=== Work request ===
Print each of the records below, leaving every word as it is.
START Exercise material
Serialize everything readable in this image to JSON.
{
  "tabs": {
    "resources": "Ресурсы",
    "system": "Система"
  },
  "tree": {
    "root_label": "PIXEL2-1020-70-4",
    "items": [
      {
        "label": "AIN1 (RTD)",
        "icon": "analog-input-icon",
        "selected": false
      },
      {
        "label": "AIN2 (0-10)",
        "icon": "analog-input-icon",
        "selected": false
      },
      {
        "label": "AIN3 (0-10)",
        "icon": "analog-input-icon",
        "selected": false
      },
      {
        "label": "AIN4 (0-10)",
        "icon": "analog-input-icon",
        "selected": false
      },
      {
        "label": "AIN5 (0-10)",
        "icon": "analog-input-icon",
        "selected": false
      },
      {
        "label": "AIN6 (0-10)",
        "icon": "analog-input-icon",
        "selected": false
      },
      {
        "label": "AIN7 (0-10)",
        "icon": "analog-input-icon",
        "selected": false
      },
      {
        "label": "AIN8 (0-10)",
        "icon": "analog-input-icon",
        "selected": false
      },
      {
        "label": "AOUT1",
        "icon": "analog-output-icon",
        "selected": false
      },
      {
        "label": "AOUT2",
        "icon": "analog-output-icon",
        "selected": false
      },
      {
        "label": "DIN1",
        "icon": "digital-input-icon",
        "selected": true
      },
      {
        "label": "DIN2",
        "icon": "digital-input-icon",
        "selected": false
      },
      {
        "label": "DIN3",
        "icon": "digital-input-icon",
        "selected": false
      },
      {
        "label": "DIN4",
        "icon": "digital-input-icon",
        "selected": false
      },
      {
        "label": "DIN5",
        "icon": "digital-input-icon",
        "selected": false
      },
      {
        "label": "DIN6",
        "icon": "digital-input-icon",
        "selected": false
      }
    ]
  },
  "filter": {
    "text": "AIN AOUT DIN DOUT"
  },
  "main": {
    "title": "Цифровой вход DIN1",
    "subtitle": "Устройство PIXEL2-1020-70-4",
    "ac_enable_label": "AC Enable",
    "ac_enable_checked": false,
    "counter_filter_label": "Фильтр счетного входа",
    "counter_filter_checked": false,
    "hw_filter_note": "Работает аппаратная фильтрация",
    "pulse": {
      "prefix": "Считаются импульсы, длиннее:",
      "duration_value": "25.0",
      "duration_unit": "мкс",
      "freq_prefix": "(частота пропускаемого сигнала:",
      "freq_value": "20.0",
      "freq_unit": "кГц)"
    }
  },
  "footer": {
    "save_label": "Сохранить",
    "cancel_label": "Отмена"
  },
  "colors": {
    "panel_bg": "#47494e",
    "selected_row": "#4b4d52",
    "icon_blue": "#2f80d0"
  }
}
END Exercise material
=== Exercise response ===
Serialize everything readable in this image to JSON.
{
  "tabs": {
    "resources": "Ресурсы",
    "system": "Система"
  },
  "tree": {
    "root_label": "PIXEL2-1020-70-4",
    "items": [
      {
        "label": "AIN1 (RTD)",
        "icon": "analog-input-icon",
        "selected": false
      },
      {
        "label": "AIN2 (0-10)",
        "icon": "analog-input-icon",
        "selected": false
      },
      {
        "label": "AIN3 (0-10)",
        "icon": "analog-input-icon",
        "selected": false
      },
      {
        "label": "AIN4 (0-10)",
        "icon": "analog-input-icon",
        "selected": false
      },
      {
        "label": "AIN5 (0-10)",
        "icon": "analog-input-icon",
        "selected": false
      },
      {
        "label": "AIN6 (0-10)",
        "icon": "analog-input-icon",
        "selected": false
      },
      {
        "label": "AIN7 (0-10)",
        "icon": "analog-input-icon",
        "selected": false
      },
      {
        "label": "AIN8 (0-10)",
        "icon": "analog-input-icon",
        "selected": false
      },
      {
        "label": "AOUT1",
        "icon": "analog-output-icon",
        "selected": false
      },
      {
        "label": "AOUT2",
        "icon": "analog-output-icon",
        "selected": false
      },
      {
        "label": "DIN1",
        "icon": "digital-input-icon",
        "selected": true
      },
      {
        "label": "DIN2",
        "icon": "digital-input-icon",
        "selected": false
      },
      {
        "label": "DIN3",
        "icon": "digital-input-icon",
        "selected": false
      },
      {
        "label": "DIN4",
        "icon": "digital-input-icon",
        "selected": false
      },
      {
        "label": "DIN5",
        "icon": "digital-input-icon",
        "selected": false
      },
      {
        "label": "DIN6",
        "icon": "digital-input-icon",
        "selected": false
      }
    ]
  },
  "filter": {
    "text": "AIN AOUT DIN DOUT"
  },
  "main": {
    "title": "Цифровой вход DIN1",
    "subtitle": "Устройство PIXEL2-1020-70-4",
    "ac_enable_label": "AC Enable",
    "ac_enable_checked": false,
    "counter_filter_label": "Фильтр счетного входа",
    "counter_filter_checked": false,
    "hw_filter_note": "Работает аппаратная фильтрация",
    "pulse": {
      "prefix": "Считаются импульсы, длиннее:",
      "duration_value": "25.0",
      "duration_unit": "мкс",
      "freq_prefix": "(частота пропускаемого сигнала:",
      "freq_value": "20.0",
      "freq_unit": "кГц)"
    }
  },
  "footer": {
    "save_label": "Сохранить",
    "cancel_label": "Отмена"
  },
  "colors": {
    "panel_bg": "#47494e",
    "selected_row": "#4b4d52",
    "icon_blue": "#2f80d0"
  }
}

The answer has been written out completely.